“My children and even grandchildren may ask me some day, ‘When you walked by those ladies, did you look.?’

“I will tell them the truth, ‘Oh, I had to look; otherwise I would have tripped and fallen on my face The trick is to focus on good things. I kept my eyes down and could see. They all had very pretty feet.’”

Just for laughs

In our family we take being funny seriously. While other families were building financial empires, creating musical ensembles, sports dynasties, or Nobel prize winners, we were hanging out on the kitchen table and bar, spinning yarns and snapping punch lines. And where has it gotten us? No platinum records or Pulitzer prizes, no Rhodes scholarships, no Olympic medals. The only thing we have to show for it is whenever we get together its a pandemonium of belly laughing, knee slapping, stitch ripping jokes and stories, And I’m afraid we are passing this balderdash on to the next generation.  The cousins smile and joke with each other, play games, and frolic endlessly. The older ones try their best stories out on the adults as they move from the minor leagues to the majors.

I tried to teach them to be more sober and restrained growing up, but they didn’t take me seriously.  Could have been the fake arrow through my head and the rubber chicken hanging out of my pocket.  The best we parents could do was decree rules to the game: Lift people with your jokes.  Appreciate everybody’s contribution.  Cheer other people on.  Enjoy and build.  No risque stuff–that’s a crutch.  Use your humor to smooth the rough edges of social interaction. Use it to include, not exclude people.

I am entertained and pleased that our children know how to deliver a punch line each in their own way, but I’m even more happy with the nature of their humor. No put downs, no attempts to top each other, just enjoying every joke that every person comes up with..

Two of our sons David, and John have turned their humor into a profession, and have their own radio show. They and Matt had a comedy act in high school and college.  John, Tom, and Josh took the training and then participated in “Comedy Sportz.” This is a franchised training program which prepares you to take part in a weekly improv comedy stage show. The funny people are divided into two teams, and participate in various comedy games. The audience decides which team won that particular game, the scores accumulate, and one team wins the night.

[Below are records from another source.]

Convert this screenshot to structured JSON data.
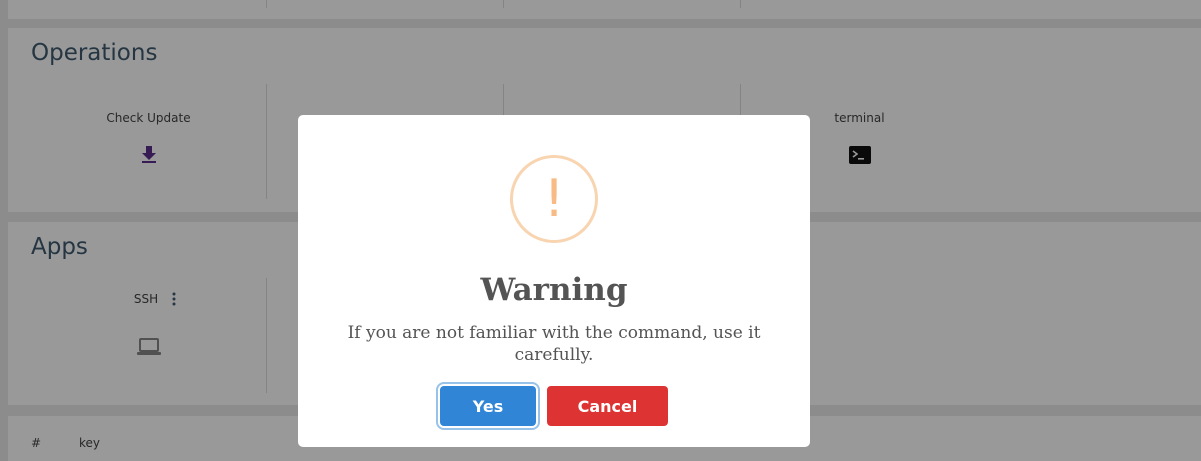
{
  "operations": {
    "title": "Operations",
    "tiles": [
      {
        "label": "Check Update",
        "icon": "download-icon"
      },
      {
        "label": "",
        "icon": ""
      },
      {
        "label": "",
        "icon": ""
      },
      {
        "label": "terminal",
        "icon": "terminal-icon"
      }
    ]
  },
  "apps": {
    "title": "Apps",
    "tiles": [
      {
        "label": "SSH",
        "icon": "laptop-icon",
        "menu_icon": "kebab-menu-icon"
      }
    ]
  },
  "table": {
    "columns": [
      "#",
      "key"
    ]
  },
  "dialog": {
    "icon": "warning-icon",
    "icon_glyph": "!",
    "title": "Warning",
    "message": "If you are not familiar with the command, use it carefully.",
    "confirm_label": "Yes",
    "cancel_label": "Cancel"
  },
  "colors": {
    "confirm": "#3085d6",
    "cancel": "#dd3333",
    "warning": "#f8bb86",
    "icon_accent": "#5b2e8c"
  }
}
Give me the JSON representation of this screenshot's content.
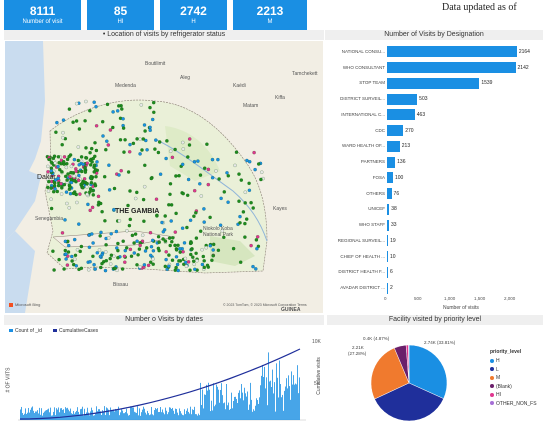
{
  "kpis": [
    {
      "value": "8111",
      "label": "Number of visit"
    },
    {
      "value": "85",
      "label": "HI"
    },
    {
      "value": "2742",
      "label": "H"
    },
    {
      "value": "2213",
      "label": "M"
    }
  ],
  "updated_text": "Data updated as of",
  "map_panel": {
    "title": "• Location of visits by refrigerator status",
    "places": {
      "boutilimit": "Boutilimit",
      "aleg": "Aleg",
      "tamchekett": "Tamchekett",
      "medenda": "Medenda",
      "kaedi": "Kaédi",
      "kiffa": "Kiffa",
      "matam": "Matam",
      "dakar": "Dakar",
      "kayes": "Kayes",
      "senegambia": "Senegambia",
      "gambia": "THE GAMBIA",
      "nkk": "Niokolo Koba National Park",
      "bissau": "Bissau"
    },
    "ms_logo": "Microsoft Bing",
    "attribution": "© 2023 TomTom, © 2023 Microsoft Corporation Terms",
    "country_bottom": "GUINEA"
  },
  "designation_panel": {
    "title": "Number of Visits by Designation",
    "xlabel": "Number of visits",
    "xticks": [
      "0",
      "500",
      "1,000",
      "1,500",
      "2,000"
    ],
    "bar_color": "#1a8fe3"
  },
  "chart_data": [
    {
      "type": "bar",
      "orientation": "horizontal",
      "title": "Number of Visits by Designation",
      "xlabel": "Number of visits",
      "xlim": [
        0,
        2200
      ],
      "categories": [
        "NATIONAL CONSU...",
        "WHO CONSULTANT",
        "STOP TEAM",
        "DISTRICT SURVEIL...",
        "INTERNATIONAL C...",
        "CDC",
        "WARD HEALTH OF...",
        "PARTNERS",
        "FOSA",
        "OTHERS",
        "UNICEF",
        "WHO STAFF",
        "REGIONAL SURVEIL...",
        "CHIEF OF HEALTH ...",
        "DISTRICT HEALTH F...",
        "AVADAR DISTRICT ..."
      ],
      "values": [
        2164,
        2142,
        1539,
        503,
        463,
        270,
        213,
        136,
        100,
        76,
        38,
        33,
        19,
        10,
        6,
        2
      ]
    },
    {
      "type": "line",
      "title": "Number o Visits by dates",
      "ylabel_left": "# OF VIITS",
      "ylabel_right": "Cumulative visits",
      "right_ticks": [
        "0K",
        "5K",
        "10K"
      ],
      "series": [
        {
          "name": "Count of _id"
        },
        {
          "name": "CumulativeCases"
        }
      ]
    },
    {
      "type": "pie",
      "title": "Facility visited by priority level",
      "legend_title": "priority_level",
      "slices": [
        {
          "label": "H",
          "value": 2740,
          "color": "#1a8fe3"
        },
        {
          "label": "L",
          "value": 3130,
          "color": "#1f2f9b"
        },
        {
          "label": "M",
          "value": 2210,
          "color": "#f07a2e"
        },
        {
          "label": "(Blank)",
          "value": 440,
          "color": "#6b1f6b"
        },
        {
          "label": "HI",
          "value": 85,
          "color": "#e0368f"
        },
        {
          "label": "OTHER_NON_FS",
          "value": 20,
          "color": "#a66fd6"
        }
      ],
      "callouts": [
        "0.4K (4.87%)",
        "2.21K (27.28%)",
        "2.74K (33.81%)"
      ]
    }
  ],
  "dates_panel": {
    "title": "Number o Visits by dates",
    "legend": [
      "Count of _id",
      "CumulativeCases"
    ],
    "ylabel_left": "# OF VIITS",
    "ylabel_right": "Cumulative visits",
    "yticks_right": [
      "10K",
      "5K",
      "0K"
    ],
    "bar_color": "#1a8fe3",
    "line_color": "#1f2f9b"
  },
  "pie_panel": {
    "title": "Facility visited by priority level",
    "legend_title": "priority_level",
    "callout_small": "0.4K (4.87%)",
    "callout_m": "2.21K",
    "callout_m_pct": "(27.28%)",
    "callout_h": "2.74K (33.81%)"
  }
}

It is all in good fun, but it also teaches some good skills of stage presence, thinking on your feet, and even teamwork.

One of the valuable techniques they worked on in training was the principle of “Yes and,” and not “Yes but.”  “Yes and” is the comedy sports equivalent of the assist in basketball or the lateral in football or rugby. It is taking the ball (joke) from the previous person and building on it. “Yes but” is a head-on tackle that stops progress in its tracks. “Yes but,” can also kill productive thinking in a committee, or work team, or just about any group including, especially, families.

In college I was campaign manager for a young woman running for a student body office. She had already picked her committee, and one of them should really have been an executioner by profession.  He killed every idea we came up with.  I was no genius in my job, but having Mr. No in my ear every meeting didn’t help.  Bottom line, we managed to have her lose to a write in candidate. Failure second only to losing to “none of the above.”

In this case, it took us the several weeks of campaigning, and the election to show us how miserably we had failed. In other situations including families, it could take years. But in improv comedy it takes a nanosecond. A negative comment or insinuation is a point blank blast to the forehead with an elephant gun. “Yes and…” may change the direction of the comedy but it keeps it moving forward. That’s also vital in most of our social interactions. I like to think our “Yes and…” way of enjoying each other’s comic quips is one of the keys to our success.”

One of the best compliments to our family humor came to me from a federal judge who is also our son John’s (and coincidentally our daughter Callie’s) father-in-law. Judge Monroe McKay several times said to me, “You know, John is really funny. But more than that; when I’m around him I’m funny.”